> _REQUIREMENT_
Type each record below again, with the same words.

# # # # #

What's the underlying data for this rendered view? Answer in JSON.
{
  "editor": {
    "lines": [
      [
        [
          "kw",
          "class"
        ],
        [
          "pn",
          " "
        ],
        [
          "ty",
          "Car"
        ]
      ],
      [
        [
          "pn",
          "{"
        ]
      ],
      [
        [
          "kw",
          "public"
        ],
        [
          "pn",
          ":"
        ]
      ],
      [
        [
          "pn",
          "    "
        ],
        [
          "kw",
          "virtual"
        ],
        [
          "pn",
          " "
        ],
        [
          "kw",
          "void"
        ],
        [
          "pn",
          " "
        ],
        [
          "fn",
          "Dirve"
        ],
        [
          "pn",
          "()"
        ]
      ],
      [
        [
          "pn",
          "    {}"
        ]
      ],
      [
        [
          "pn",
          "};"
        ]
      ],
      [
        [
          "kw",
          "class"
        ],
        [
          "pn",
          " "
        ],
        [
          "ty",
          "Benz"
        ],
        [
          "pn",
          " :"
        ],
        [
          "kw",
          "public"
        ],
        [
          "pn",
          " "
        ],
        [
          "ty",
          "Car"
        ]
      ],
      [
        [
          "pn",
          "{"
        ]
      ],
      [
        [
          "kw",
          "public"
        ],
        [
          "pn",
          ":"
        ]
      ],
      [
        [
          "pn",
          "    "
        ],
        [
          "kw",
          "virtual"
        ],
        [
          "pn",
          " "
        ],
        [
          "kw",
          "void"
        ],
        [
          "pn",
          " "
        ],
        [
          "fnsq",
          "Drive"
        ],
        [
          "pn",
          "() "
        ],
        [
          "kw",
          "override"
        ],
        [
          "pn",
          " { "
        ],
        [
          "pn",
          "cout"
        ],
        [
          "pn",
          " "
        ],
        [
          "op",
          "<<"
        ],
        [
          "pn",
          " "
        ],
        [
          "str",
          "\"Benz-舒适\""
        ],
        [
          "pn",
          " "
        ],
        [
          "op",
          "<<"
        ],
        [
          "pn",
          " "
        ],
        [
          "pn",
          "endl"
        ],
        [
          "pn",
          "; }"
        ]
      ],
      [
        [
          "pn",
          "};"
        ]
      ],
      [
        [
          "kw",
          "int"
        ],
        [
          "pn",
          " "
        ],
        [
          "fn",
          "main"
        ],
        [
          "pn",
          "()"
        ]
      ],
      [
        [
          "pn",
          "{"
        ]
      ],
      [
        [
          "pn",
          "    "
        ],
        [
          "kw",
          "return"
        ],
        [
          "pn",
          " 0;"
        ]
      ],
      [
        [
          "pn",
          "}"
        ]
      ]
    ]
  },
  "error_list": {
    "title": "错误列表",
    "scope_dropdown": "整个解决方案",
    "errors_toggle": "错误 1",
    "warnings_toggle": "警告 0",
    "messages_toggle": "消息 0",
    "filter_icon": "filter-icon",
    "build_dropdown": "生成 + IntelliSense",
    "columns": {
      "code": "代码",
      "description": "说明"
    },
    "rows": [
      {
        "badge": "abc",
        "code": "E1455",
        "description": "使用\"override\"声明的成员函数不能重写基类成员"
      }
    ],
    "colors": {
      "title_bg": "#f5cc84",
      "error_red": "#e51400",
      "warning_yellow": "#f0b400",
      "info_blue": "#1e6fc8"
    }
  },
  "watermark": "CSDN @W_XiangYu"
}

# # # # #

> _FINISHED TASK_
What's the underlying data for this rendered view? Answer in JSON.
{
  "editor": {
    "lines": [
      [
        [
          "kw",
          "class"
        ],
        [
          "pn",
          " "
        ],
        [
          "ty",
          "Car"
        ]
      ],
      [
        [
          "pn",
          "{"
        ]
      ],
      [
        [
          "kw",
          "public"
        ],
        [
          "pn",
          ":"
        ]
      ],
      [
        [
          "pn",
          "    "
        ],
        [
          "kw",
          "virtual"
        ],
        [
          "pn",
          " "
        ],
        [
          "kw",
          "void"
        ],
        [
          "pn",
          " "
        ],
        [
          "fn",
          "Dirve"
        ],
        [
          "pn",
          "()"
        ]
      ],
      [
        [
          "pn",
          "    {}"
        ]
      ],
      [
        [
          "pn",
          "};"
        ]
      ],
      [
        [
          "kw",
          "class"
        ],
        [
          "pn",
          " "
        ],
        [
          "ty",
          "Benz"
        ],
        [
          "pn",
          " :"
        ],
        [
          "kw",
          "public"
        ],
        [
          "pn",
          " "
        ],
        [
          "ty",
          "Car"
        ]
      ],
      [
        [
          "pn",
          "{"
        ]
      ],
      [
        [
          "kw",
          "public"
        ],
        [
          "pn",
          ":"
        ]
      ],
      [
        [
          "pn",
          "    "
        ],
        [
          "kw",
          "virtual"
        ],
        [
          "pn",
          " "
        ],
        [
          "kw",
          "void"
        ],
        [
          "pn",
          " "
        ],
        [
          "fnsq",
          "Drive"
        ],
        [
          "pn",
          "() "
        ],
        [
          "kw",
          "override"
        ],
        [
          "pn",
          " { "
        ],
        [
          "pn",
          "cout"
        ],
        [
          "pn",
          " "
        ],
        [
          "op",
          "<<"
        ],
        [
          "pn",
          " "
        ],
        [
          "str",
          "\"Benz-舒适\""
        ],
        [
          "pn",
          " "
        ],
        [
          "op",
          "<<"
        ],
        [
          "pn",
          " "
        ],
        [
          "pn",
          "endl"
        ],
        [
          "pn",
          "; }"
        ]
      ],
      [
        [
          "pn",
          "};"
        ]
      ],
      [
        [
          "kw",
          "int"
        ],
        [
          "pn",
          " "
        ],
        [
          "fn",
          "main"
        ],
        [
          "pn",
          "()"
        ]
      ],
      [
        [
          "pn",
          "{"
        ]
      ],
      [
        [
          "pn",
          "    "
        ],
        [
          "kw",
          "return"
        ],
        [
          "pn",
          " 0;"
        ]
      ],
      [
        [
          "pn",
          "}"
        ]
      ]
    ]
  },
  "error_list": {
    "title": "错误列表",
    "scope_dropdown": "整个解决方案",
    "errors_toggle": "错误 1",
    "warnings_toggle": "警告 0",
    "messages_toggle": "消息 0",
    "filter_icon": "filter-icon",
    "build_dropdown": "生成 + IntelliSense",
    "columns": {
      "code": "代码",
      "description": "说明"
    },
    "rows": [
      {
        "badge": "abc",
        "code": "E1455",
        "description": "使用\"override\"声明的成员函数不能重写基类成员"
      }
    ],
    "colors": {
      "title_bg": "#f5cc84",
      "error_red": "#e51400",
      "warning_yellow": "#f0b400",
      "info_blue": "#1e6fc8"
    }
  },
  "watermark": "CSDN @W_XiangYu"
}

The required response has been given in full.